— MATERIAL FOR THIS TASK —
++++++++++

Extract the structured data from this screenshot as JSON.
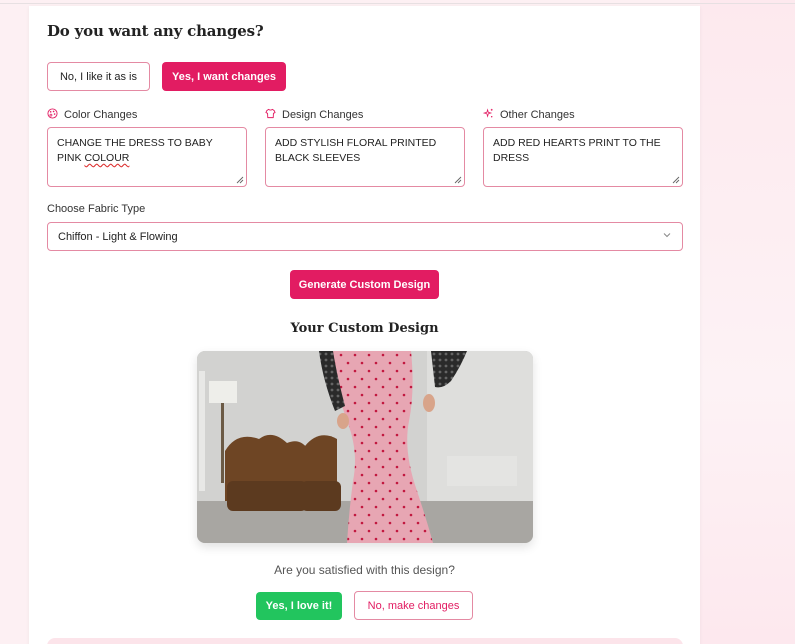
{
  "heading": "Do you want any changes?",
  "choice": {
    "no_label": "No, I like it as is",
    "yes_label": "Yes, I want changes"
  },
  "fields": {
    "color": {
      "label": "Color Changes",
      "value_line1": "CHANGE THE DRESS TO BABY",
      "value_pink": "PINK",
      "value_colour": "COLOUR"
    },
    "design": {
      "label": "Design Changes",
      "value": "ADD STYLISH  FLORAL PRINTED BLACK SLEEVES"
    },
    "other": {
      "label": "Other Changes",
      "value": "ADD RED HEARTS PRINT TO THE DRESS"
    }
  },
  "fabric": {
    "label": "Choose Fabric Type",
    "selected": "Chiffon - Light & Flowing"
  },
  "generate_label": "Generate Custom Design",
  "result": {
    "title": "Your Custom Design",
    "question": "Are you satisfied with this design?",
    "yes_label": "Yes, I love it!",
    "no_label": "No, make changes"
  },
  "colors": {
    "accent": "#e21c62",
    "border": "#e48aa3",
    "success": "#22c55e"
  },
  "icons": {
    "color": "palette-icon",
    "design": "shirt-icon",
    "other": "sparkles-icon",
    "select": "chevron-down-icon"
  }
}
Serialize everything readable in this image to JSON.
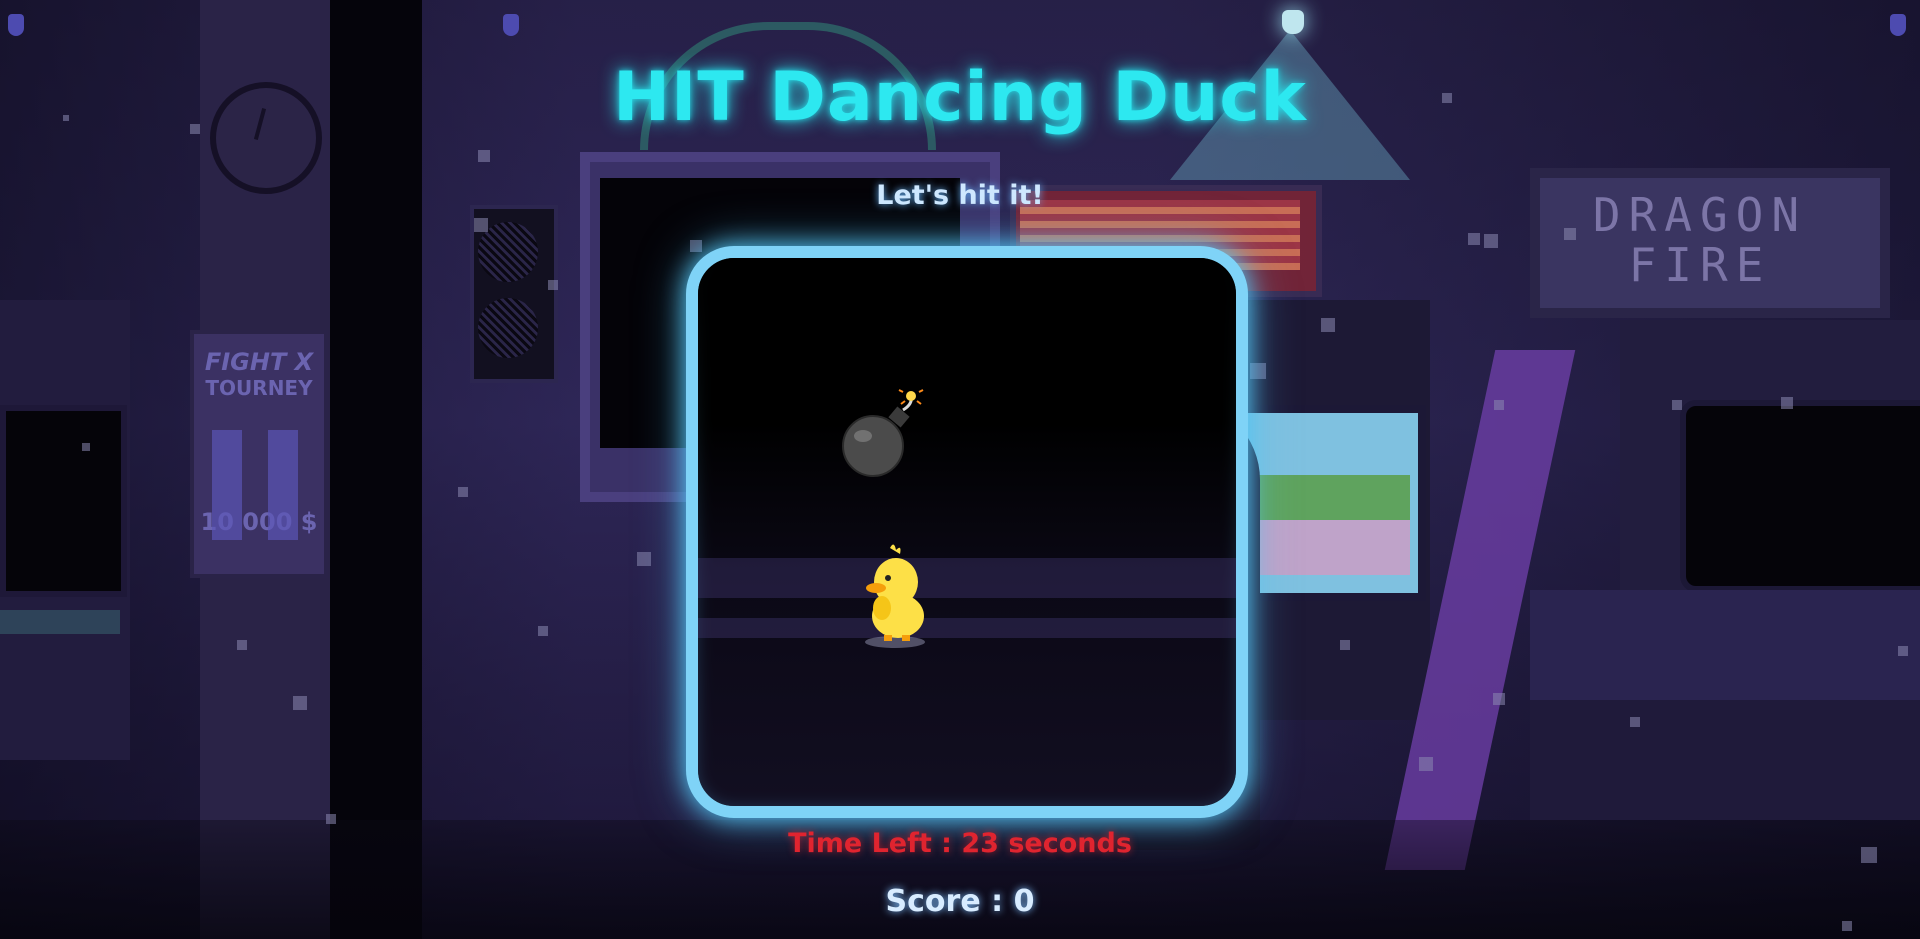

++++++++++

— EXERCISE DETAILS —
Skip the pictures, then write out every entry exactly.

— EXERCISE OUTPUT —
Extract the structured data from this screenshot as JSON.
{
  "heading": "Do you want any changes?",
  "choice": {
    "no_label": "No, I like it as is",
    "yes_label": "Yes, I want changes"
  },
  "fields": {
    "color": {
      "label": "Color Changes",
      "value_line1": "CHANGE THE DRESS TO BABY",
      "value_pink": "PINK",
      "value_colour": "COLOUR"
    },
    "design": {
      "label": "Design Changes",
      "value": "ADD STYLISH  FLORAL PRINTED BLACK SLEEVES"
    },
    "other": {
      "label": "Other Changes",
      "value": "ADD RED HEARTS PRINT TO THE DRESS"
    }
  },
  "fabric": {
    "label": "Choose Fabric Type",
    "selected": "Chiffon - Light & Flowing"
  },
  "generate_label": "Generate Custom Design",
  "result": {
    "title": "Your Custom Design",
    "question": "Are you satisfied with this design?",
    "yes_label": "Yes, I love it!",
    "no_label": "No, make changes"
  },
  "colors": {
    "accent": "#e21c62",
    "border": "#e48aa3",
    "success": "#22c55e"
  },
  "icons": {
    "color": "palette-icon",
    "design": "shirt-icon",
    "other": "sparkles-icon",
    "select": "chevron-down-icon"
  }
}
Serialize everything readable in this image to JSON.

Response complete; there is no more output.